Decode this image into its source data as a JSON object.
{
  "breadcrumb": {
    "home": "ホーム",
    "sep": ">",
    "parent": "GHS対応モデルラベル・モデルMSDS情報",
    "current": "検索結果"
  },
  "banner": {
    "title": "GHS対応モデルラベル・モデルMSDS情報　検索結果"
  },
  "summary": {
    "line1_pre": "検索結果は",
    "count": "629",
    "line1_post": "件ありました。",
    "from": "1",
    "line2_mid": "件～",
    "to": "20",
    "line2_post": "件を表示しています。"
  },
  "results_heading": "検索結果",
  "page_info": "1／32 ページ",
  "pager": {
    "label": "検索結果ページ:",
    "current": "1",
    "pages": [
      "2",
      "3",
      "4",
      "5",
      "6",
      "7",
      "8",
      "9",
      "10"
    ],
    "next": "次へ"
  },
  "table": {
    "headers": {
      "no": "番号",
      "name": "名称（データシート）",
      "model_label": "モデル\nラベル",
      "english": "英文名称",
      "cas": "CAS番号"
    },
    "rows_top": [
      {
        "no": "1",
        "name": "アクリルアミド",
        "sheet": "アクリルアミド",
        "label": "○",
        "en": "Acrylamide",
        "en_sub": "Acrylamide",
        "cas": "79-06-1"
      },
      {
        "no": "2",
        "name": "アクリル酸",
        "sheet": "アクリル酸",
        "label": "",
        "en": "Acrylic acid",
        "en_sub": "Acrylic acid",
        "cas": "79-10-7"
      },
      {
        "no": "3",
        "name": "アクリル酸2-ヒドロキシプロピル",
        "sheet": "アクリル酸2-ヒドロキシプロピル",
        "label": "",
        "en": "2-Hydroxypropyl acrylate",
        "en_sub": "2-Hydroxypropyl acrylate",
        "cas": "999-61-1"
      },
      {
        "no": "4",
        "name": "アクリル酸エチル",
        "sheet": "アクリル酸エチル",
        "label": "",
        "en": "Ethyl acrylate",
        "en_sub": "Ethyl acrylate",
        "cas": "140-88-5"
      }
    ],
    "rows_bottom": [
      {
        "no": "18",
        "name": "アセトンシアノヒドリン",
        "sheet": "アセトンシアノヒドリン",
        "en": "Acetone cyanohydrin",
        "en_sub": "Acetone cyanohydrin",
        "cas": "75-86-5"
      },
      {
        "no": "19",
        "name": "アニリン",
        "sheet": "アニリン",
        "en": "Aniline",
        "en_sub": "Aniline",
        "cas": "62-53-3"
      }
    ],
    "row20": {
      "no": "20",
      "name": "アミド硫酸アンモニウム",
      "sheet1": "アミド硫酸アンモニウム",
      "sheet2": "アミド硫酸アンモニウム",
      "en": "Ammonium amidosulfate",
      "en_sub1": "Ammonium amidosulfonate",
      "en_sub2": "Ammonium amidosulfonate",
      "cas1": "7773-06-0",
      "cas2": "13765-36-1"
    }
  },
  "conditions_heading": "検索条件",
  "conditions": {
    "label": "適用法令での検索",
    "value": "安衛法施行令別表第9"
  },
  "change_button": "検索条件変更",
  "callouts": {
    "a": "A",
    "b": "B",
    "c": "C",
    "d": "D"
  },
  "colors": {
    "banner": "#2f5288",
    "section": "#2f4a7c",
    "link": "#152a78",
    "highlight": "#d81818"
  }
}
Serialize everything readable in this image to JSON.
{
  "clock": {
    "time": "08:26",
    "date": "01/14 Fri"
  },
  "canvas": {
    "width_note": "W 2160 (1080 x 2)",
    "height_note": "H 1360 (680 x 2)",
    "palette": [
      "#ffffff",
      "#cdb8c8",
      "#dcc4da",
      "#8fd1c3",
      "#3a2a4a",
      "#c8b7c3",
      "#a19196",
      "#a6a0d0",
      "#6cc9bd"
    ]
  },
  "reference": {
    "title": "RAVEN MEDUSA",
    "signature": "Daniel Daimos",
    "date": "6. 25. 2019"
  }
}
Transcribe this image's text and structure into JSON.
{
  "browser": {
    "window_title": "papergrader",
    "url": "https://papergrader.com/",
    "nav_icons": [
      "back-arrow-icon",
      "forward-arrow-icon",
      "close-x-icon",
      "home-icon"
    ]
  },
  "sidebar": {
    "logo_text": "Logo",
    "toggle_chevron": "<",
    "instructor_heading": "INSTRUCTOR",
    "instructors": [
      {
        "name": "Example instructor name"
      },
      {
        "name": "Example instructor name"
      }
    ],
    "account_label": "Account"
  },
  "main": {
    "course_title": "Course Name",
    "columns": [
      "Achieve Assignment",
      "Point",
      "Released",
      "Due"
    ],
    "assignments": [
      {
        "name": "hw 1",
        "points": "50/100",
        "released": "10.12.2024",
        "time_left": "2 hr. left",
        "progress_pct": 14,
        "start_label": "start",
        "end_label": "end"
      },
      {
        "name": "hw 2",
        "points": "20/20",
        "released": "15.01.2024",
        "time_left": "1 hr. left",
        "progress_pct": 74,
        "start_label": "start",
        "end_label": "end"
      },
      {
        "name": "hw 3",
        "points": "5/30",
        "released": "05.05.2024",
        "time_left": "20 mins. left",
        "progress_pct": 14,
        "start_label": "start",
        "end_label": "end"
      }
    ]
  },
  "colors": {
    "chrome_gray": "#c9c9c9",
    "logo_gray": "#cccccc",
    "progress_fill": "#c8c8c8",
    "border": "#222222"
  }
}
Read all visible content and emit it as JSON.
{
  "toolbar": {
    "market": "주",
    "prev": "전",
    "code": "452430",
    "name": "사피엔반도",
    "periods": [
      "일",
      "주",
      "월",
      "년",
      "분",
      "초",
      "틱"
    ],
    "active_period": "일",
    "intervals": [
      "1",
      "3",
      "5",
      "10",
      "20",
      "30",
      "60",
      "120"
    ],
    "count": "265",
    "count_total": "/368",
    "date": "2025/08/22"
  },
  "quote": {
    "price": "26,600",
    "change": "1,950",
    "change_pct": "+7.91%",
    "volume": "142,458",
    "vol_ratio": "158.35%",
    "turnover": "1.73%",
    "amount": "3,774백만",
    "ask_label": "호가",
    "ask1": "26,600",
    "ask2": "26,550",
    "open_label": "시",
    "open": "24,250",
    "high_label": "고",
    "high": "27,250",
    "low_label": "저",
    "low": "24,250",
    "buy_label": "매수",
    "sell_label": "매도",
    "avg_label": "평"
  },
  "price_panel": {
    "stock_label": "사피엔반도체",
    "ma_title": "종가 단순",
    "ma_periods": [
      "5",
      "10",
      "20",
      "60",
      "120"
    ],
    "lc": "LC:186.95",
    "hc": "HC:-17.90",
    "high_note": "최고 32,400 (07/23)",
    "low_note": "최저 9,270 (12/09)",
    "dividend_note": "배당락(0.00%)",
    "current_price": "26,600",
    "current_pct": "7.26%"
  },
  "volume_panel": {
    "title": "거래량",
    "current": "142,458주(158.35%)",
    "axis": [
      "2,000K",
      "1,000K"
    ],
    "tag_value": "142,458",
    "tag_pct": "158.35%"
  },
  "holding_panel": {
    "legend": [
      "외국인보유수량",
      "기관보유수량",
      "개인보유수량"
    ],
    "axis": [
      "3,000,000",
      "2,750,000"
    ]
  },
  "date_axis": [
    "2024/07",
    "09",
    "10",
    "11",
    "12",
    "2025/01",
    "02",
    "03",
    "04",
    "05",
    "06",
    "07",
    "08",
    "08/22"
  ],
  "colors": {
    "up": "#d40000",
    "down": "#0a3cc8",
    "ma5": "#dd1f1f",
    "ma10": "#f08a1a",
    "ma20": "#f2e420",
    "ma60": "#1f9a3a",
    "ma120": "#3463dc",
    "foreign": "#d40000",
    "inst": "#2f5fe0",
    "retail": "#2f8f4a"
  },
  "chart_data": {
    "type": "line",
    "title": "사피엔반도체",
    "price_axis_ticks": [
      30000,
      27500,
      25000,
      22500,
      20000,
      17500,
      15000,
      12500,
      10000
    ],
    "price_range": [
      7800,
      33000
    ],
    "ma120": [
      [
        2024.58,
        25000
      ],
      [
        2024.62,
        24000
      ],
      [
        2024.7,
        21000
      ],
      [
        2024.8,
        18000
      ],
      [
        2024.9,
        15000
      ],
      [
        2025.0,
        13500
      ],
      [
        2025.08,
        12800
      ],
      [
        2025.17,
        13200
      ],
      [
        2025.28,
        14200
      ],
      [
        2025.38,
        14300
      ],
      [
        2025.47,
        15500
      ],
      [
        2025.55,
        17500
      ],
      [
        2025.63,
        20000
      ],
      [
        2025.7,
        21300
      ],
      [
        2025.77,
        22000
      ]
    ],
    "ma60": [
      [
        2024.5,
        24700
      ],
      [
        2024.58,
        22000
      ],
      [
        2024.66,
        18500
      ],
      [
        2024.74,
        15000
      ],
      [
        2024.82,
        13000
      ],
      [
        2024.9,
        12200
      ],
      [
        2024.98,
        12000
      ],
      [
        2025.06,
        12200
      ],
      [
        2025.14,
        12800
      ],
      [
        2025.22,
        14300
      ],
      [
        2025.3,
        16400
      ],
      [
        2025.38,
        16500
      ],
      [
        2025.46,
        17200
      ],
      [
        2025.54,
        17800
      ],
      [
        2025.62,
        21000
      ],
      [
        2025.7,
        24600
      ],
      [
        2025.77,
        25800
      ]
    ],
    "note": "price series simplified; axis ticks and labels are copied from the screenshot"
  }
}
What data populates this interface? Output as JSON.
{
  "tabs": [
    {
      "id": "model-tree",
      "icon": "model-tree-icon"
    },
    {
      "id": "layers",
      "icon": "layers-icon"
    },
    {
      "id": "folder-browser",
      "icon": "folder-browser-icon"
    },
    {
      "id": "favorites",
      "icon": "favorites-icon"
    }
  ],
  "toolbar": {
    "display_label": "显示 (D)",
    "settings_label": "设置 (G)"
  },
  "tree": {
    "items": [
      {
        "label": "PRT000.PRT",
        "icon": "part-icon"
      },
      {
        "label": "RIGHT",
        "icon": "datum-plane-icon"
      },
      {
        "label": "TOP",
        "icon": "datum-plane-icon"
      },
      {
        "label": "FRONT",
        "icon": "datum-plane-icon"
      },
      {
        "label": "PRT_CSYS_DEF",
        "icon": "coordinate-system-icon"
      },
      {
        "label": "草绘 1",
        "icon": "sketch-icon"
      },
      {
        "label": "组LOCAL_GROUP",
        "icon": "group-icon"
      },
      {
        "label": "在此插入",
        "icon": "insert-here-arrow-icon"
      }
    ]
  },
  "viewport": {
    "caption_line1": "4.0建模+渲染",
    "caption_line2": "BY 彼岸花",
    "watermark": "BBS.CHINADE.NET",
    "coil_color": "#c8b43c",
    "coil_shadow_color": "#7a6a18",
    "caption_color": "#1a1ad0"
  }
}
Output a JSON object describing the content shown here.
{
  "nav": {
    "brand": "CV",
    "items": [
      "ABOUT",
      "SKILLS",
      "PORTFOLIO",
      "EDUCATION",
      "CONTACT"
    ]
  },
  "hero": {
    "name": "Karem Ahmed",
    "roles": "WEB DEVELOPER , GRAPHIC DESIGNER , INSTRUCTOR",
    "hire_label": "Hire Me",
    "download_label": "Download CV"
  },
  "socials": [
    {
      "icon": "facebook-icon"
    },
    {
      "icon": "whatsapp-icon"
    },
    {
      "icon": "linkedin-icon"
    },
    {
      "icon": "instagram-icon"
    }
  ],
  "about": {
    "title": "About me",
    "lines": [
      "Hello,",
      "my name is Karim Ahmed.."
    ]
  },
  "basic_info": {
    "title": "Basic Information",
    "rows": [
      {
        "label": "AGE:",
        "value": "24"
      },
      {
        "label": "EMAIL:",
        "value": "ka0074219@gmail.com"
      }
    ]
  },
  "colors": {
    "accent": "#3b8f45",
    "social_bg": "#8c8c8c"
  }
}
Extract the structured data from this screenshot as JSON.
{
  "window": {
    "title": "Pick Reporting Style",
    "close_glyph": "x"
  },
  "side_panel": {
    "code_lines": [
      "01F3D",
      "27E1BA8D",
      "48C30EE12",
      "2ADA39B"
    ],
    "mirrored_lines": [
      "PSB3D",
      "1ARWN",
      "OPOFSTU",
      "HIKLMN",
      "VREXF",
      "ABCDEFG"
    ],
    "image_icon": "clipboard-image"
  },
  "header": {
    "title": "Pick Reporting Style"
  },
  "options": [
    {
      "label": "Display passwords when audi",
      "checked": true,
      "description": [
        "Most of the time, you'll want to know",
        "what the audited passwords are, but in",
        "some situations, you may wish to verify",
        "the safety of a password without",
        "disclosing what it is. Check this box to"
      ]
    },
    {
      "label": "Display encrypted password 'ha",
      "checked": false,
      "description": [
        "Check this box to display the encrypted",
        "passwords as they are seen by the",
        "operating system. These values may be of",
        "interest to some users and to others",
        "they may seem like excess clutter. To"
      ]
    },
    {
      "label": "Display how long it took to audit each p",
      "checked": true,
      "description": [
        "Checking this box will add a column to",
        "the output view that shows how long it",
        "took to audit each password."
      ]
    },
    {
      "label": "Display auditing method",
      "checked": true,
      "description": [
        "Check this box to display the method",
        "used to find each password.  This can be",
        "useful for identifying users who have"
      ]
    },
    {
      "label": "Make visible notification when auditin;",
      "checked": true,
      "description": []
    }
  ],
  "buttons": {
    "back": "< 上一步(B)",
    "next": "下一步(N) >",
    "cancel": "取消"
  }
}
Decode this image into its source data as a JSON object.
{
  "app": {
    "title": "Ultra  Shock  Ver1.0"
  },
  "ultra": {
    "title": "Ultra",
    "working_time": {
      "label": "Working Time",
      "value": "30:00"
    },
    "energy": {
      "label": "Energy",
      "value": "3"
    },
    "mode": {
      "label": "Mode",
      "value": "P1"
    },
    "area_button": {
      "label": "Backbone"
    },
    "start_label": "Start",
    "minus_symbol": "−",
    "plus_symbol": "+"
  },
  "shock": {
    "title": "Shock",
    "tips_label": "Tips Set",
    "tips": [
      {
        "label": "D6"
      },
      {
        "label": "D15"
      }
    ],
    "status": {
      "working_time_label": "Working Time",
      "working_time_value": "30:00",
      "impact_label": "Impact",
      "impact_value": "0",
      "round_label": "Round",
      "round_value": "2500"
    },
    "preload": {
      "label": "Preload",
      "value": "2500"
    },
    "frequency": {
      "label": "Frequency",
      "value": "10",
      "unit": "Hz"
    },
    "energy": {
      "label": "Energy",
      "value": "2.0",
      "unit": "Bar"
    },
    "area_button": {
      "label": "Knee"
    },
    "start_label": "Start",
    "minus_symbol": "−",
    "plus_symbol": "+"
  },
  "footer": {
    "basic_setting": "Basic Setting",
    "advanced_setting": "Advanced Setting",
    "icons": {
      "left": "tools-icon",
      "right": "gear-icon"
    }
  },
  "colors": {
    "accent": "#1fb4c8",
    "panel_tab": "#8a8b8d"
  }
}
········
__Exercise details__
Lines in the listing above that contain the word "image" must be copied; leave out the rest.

__Your solution__
Decode this image into its source data as a JSON object.
Serialize everything readable in this image to JSON.
Transcribe this image's text and structure into JSON.
    "image_icon": "clipboard-image"
Decode this image into its source data as a JSON object.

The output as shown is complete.